RSS icon

Top Stories

The Practical Employer

hyman_practicalemployer

Taking Issue With the Term 'Wage Theft'

Yes, we have a wage-and-hour problem in this country. Wage-and-hour non-compliance, however, is a sin of omission, not a sin of commission. Employers aren't intentionally stealing; they just don't know any better.

May 7, 2013
Related Topics: FLSA, Legal Compliance, Policies and Procedures, Wages and Hours
Reprints

Lately, I've read a lot of blogs that accuse employers of committing rampant wage theft (e.g., here, here, and here).

I have a huge problem with the term "wage theft." It suggests an intentional taking of wages by an employer. Are there employees are who paid less than the wage to which the law entitles them? Absolutely. Is this underpayment the result of some greedy robber baron twirling his handlebar mustache with one hand while lining his pockets with the sweat, tears, and dollars of his worker with the other? Absolutely not.

Yes, we have a wage-and-hour problem in this country. Wage-and-hour non-compliance, however, is a sin of omission, not a sin of commission. Employers aren't intentionally stealing; they just don't know any better.

And who can blame them? The law that governs the payment of minimum wage and overtime in the country, the Fair Labor Standards Act, is 70 years old. It shows every bit of its age. Over time it's been amended again and again, with regulation upon regulation piled on. What we are left with is an anachronistic maze of rules and regulations in which one would need a Ph.D. in FLSA (if such a thing existed) just to make sense of it all. Since most employers are experts in running their businesses, but not necessarily experts in the ins and outs of the intricacies of the Fair Labor Standards Act, they are fighting a compliance battle they cannot hope to win.

As a result, sometimes employees are underpaid. The solution, however, is not creating wage theft statutes that punish employers for unintentional wrongs they cannot hope to correct. Instead, legislators should focus their time and resources to finding a modern solution to a twisted, illogical, and outdated piece of legislation.

In my most recent book, The Employer Bill of Rights: A Manager's Guide to Workplace Law, I summarized this issue best:

Congress enacted the FLSA during the great depression to combat the sweatshops that had taken over our manufacturing sector. In the 70 plus years that have passed, it has evolved via a complex web of regulations and interpretations into an anachronistic maze of rules with which even the best-intentioned employer cannot hope to comply. I would bet any employer in this country a free wage-and-hour audit that i could find an FLSA violation in its pay practices. A regulatory scheme that is impossible to meet does not make sense to keep alive….

I am all in favor of employees receiving a full day's pay for a full day's work. What employers and employees need, though, is a streamlined and modernized system to ensure that workers are paid a fair wage.

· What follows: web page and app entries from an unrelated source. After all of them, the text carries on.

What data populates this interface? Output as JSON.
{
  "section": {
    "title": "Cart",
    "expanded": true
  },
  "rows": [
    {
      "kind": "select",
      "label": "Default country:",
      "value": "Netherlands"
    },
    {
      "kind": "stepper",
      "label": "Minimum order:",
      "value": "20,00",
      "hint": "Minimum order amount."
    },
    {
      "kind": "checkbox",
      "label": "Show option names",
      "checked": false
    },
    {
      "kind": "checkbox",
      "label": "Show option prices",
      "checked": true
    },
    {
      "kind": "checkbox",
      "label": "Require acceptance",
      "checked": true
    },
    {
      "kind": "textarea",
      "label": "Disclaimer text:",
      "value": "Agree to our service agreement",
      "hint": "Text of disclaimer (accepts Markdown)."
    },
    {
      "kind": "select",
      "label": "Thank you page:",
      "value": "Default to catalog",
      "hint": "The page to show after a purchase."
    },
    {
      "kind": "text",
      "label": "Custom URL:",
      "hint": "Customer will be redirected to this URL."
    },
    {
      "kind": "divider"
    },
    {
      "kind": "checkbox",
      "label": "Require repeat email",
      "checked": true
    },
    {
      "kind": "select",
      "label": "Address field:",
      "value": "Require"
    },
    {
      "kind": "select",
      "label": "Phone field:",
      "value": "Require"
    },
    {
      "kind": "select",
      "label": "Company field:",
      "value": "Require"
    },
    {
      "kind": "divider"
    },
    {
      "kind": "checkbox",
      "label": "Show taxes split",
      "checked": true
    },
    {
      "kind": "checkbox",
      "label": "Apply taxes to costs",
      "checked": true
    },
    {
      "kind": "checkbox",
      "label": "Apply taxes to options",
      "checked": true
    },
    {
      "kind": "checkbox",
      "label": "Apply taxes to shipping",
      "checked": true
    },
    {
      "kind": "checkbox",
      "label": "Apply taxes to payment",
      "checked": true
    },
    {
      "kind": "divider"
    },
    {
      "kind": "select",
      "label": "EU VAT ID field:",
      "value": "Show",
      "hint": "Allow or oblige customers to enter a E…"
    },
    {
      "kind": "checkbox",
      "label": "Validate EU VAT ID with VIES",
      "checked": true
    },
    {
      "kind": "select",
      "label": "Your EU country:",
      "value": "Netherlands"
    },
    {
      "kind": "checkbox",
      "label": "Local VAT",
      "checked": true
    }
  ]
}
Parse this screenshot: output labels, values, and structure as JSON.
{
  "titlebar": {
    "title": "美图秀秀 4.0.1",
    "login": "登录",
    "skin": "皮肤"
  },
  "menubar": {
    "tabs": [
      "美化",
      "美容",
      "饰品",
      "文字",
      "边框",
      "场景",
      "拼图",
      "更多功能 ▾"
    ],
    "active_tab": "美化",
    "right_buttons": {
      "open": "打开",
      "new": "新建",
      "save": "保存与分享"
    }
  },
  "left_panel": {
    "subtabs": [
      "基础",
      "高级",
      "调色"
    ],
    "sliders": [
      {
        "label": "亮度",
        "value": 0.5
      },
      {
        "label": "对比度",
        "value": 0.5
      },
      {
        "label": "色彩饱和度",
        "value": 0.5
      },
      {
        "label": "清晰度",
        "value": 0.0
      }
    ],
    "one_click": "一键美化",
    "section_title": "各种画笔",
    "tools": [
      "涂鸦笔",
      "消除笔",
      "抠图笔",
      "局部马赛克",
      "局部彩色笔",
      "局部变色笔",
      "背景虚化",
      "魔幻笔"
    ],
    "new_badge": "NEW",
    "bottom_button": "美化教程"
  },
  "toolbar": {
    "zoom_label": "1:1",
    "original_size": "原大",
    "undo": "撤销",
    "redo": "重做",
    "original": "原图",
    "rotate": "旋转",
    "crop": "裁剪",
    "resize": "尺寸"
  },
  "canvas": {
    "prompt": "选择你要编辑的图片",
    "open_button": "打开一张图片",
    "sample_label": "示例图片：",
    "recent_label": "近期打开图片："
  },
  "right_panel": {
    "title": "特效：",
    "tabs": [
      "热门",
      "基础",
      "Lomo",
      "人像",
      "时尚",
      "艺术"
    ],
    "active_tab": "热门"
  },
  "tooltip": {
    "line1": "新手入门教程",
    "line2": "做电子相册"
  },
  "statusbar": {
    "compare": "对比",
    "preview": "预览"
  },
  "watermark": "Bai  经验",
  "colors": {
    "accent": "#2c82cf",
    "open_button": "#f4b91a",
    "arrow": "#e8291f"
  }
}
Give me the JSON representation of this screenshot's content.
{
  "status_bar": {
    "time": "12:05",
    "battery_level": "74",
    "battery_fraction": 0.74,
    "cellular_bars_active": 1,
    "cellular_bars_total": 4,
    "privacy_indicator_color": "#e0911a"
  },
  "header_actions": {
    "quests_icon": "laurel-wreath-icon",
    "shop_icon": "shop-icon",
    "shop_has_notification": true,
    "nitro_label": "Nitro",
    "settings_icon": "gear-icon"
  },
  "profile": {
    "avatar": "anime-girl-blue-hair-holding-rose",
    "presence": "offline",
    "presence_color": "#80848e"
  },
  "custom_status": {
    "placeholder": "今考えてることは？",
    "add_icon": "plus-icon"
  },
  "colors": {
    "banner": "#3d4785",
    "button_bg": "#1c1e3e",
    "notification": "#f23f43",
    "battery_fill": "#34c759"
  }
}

Written by Jon Hyman, a partner in the Labor & Employment group of Kohrman Jackson & Krantz. For more information, contact Jon at (216) 736-7226 or jth@kjk.com.

Comments powered by Disqus

Hr Jobs

Loading
View All Job Listings